____ Given entries

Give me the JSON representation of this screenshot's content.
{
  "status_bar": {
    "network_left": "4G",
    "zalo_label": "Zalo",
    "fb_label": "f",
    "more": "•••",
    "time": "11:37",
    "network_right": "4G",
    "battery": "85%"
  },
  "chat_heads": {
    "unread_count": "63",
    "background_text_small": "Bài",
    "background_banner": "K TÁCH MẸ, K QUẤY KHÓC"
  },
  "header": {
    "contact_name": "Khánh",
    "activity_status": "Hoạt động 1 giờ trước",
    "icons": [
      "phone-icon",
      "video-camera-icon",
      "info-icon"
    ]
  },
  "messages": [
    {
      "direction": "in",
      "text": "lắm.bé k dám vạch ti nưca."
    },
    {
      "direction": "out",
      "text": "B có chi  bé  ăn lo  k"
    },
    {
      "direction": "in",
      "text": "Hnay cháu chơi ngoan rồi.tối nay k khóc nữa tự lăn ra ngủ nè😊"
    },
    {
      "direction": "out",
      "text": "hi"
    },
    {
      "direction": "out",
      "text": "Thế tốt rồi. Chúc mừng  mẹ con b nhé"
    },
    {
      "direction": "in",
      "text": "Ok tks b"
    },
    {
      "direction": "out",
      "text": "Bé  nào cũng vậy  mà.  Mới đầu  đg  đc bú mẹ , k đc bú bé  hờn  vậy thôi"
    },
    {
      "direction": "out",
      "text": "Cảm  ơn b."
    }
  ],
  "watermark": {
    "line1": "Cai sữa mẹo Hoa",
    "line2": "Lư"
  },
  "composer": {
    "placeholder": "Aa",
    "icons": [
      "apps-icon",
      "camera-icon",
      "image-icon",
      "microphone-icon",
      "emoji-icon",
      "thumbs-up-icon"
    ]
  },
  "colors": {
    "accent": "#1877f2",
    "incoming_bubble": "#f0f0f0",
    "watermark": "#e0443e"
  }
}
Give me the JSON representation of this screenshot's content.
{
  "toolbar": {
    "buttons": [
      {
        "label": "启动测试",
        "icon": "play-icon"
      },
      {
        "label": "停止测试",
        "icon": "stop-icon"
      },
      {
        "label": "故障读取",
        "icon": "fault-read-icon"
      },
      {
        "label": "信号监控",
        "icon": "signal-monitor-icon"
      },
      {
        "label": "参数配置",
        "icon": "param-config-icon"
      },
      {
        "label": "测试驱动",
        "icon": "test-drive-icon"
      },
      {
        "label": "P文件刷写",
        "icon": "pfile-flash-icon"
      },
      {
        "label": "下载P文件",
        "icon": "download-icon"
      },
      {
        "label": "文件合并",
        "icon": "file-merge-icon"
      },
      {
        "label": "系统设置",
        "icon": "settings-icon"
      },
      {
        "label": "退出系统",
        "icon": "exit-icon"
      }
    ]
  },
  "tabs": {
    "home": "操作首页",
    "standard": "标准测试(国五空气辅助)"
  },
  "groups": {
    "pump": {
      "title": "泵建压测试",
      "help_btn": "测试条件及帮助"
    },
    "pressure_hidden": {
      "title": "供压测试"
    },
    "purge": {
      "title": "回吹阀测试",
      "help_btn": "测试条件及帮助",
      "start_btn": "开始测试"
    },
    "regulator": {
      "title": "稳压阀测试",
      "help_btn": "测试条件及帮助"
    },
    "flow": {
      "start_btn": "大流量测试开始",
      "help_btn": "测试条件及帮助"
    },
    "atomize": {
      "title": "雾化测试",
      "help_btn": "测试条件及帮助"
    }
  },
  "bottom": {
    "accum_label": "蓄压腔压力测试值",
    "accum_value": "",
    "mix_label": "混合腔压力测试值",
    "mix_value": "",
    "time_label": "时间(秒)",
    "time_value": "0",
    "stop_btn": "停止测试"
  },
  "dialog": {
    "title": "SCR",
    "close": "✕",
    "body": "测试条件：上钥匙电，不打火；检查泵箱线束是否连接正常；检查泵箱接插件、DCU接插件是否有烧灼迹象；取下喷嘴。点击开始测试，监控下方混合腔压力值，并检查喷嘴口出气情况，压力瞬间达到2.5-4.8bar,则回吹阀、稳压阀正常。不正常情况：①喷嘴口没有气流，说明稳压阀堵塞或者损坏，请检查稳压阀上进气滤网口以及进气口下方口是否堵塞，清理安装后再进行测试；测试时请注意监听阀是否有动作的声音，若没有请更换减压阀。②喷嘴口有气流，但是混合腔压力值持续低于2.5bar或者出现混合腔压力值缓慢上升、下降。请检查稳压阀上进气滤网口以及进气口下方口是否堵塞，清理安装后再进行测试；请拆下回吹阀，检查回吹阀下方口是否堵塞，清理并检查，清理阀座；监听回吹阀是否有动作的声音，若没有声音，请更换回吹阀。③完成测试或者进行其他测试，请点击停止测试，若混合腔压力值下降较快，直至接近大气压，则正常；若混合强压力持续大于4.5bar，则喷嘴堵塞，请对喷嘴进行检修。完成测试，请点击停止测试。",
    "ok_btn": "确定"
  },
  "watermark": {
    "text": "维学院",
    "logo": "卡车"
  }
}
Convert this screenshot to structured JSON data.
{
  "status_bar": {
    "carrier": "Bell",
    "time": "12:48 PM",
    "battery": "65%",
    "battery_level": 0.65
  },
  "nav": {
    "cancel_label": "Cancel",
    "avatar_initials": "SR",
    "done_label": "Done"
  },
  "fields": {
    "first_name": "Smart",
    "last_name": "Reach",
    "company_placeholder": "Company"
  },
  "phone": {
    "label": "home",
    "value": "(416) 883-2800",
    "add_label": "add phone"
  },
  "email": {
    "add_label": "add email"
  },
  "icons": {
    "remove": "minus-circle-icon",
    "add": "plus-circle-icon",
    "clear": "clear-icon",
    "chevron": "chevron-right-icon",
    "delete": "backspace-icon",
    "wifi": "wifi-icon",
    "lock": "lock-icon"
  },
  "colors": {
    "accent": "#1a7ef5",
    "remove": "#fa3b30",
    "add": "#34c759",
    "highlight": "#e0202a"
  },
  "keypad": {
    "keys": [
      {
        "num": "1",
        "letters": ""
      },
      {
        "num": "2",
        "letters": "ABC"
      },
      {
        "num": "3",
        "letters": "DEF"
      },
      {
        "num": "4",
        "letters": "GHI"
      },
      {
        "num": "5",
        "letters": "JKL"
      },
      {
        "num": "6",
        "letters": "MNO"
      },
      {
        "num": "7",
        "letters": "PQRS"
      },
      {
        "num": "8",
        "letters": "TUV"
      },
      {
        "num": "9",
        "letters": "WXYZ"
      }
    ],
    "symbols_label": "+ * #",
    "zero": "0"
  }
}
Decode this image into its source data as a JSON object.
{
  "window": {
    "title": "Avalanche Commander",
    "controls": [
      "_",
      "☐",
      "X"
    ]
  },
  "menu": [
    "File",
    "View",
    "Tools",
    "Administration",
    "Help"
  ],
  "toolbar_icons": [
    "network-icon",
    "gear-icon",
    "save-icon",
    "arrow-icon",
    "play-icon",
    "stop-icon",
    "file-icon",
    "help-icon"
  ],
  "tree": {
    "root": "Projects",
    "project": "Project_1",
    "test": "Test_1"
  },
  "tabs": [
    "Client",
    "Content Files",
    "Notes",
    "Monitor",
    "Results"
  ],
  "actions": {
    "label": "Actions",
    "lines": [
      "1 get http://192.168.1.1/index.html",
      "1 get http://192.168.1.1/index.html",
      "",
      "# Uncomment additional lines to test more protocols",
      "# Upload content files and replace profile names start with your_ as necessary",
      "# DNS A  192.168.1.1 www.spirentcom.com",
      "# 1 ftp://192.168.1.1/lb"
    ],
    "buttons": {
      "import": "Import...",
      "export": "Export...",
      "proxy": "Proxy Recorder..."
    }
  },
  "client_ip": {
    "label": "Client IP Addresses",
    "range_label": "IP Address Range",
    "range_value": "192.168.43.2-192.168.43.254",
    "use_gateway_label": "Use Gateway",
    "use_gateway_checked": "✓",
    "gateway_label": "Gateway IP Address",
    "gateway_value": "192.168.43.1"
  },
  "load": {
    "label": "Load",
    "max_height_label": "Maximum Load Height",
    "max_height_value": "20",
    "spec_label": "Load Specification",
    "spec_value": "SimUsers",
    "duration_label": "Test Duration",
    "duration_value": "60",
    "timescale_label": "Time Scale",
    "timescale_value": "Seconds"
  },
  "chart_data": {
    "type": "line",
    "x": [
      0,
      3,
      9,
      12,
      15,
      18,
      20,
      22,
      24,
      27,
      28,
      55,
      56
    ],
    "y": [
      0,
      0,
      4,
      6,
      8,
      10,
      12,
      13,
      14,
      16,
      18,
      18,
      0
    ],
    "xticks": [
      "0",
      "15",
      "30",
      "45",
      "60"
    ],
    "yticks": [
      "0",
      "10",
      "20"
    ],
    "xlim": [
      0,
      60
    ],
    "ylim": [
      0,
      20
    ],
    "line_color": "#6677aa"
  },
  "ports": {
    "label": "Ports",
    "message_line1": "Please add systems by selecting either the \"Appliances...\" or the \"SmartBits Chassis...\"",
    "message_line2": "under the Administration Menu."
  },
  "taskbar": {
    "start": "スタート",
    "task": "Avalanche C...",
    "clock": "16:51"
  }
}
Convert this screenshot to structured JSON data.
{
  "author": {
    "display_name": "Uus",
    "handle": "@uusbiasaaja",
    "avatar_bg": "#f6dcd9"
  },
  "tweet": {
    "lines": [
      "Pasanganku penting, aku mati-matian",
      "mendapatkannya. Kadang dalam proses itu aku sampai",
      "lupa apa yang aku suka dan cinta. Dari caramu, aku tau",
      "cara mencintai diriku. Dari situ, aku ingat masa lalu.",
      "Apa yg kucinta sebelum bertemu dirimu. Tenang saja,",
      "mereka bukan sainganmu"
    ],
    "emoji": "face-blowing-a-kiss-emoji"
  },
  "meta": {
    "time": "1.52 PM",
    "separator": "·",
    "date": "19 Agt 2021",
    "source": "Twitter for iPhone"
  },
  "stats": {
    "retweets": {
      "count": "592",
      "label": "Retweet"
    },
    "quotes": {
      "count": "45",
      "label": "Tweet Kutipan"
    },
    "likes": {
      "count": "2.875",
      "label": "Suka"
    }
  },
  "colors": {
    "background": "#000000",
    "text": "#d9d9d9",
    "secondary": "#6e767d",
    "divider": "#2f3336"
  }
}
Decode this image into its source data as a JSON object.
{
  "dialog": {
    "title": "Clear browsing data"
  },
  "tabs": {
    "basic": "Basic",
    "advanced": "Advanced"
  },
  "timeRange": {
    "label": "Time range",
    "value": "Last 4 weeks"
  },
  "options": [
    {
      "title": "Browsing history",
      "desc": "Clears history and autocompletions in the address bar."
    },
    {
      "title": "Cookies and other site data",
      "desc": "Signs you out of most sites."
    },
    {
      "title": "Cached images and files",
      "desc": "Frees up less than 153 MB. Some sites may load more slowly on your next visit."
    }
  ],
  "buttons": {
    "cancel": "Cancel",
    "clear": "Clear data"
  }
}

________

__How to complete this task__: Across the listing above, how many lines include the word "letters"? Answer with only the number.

__Result__: 9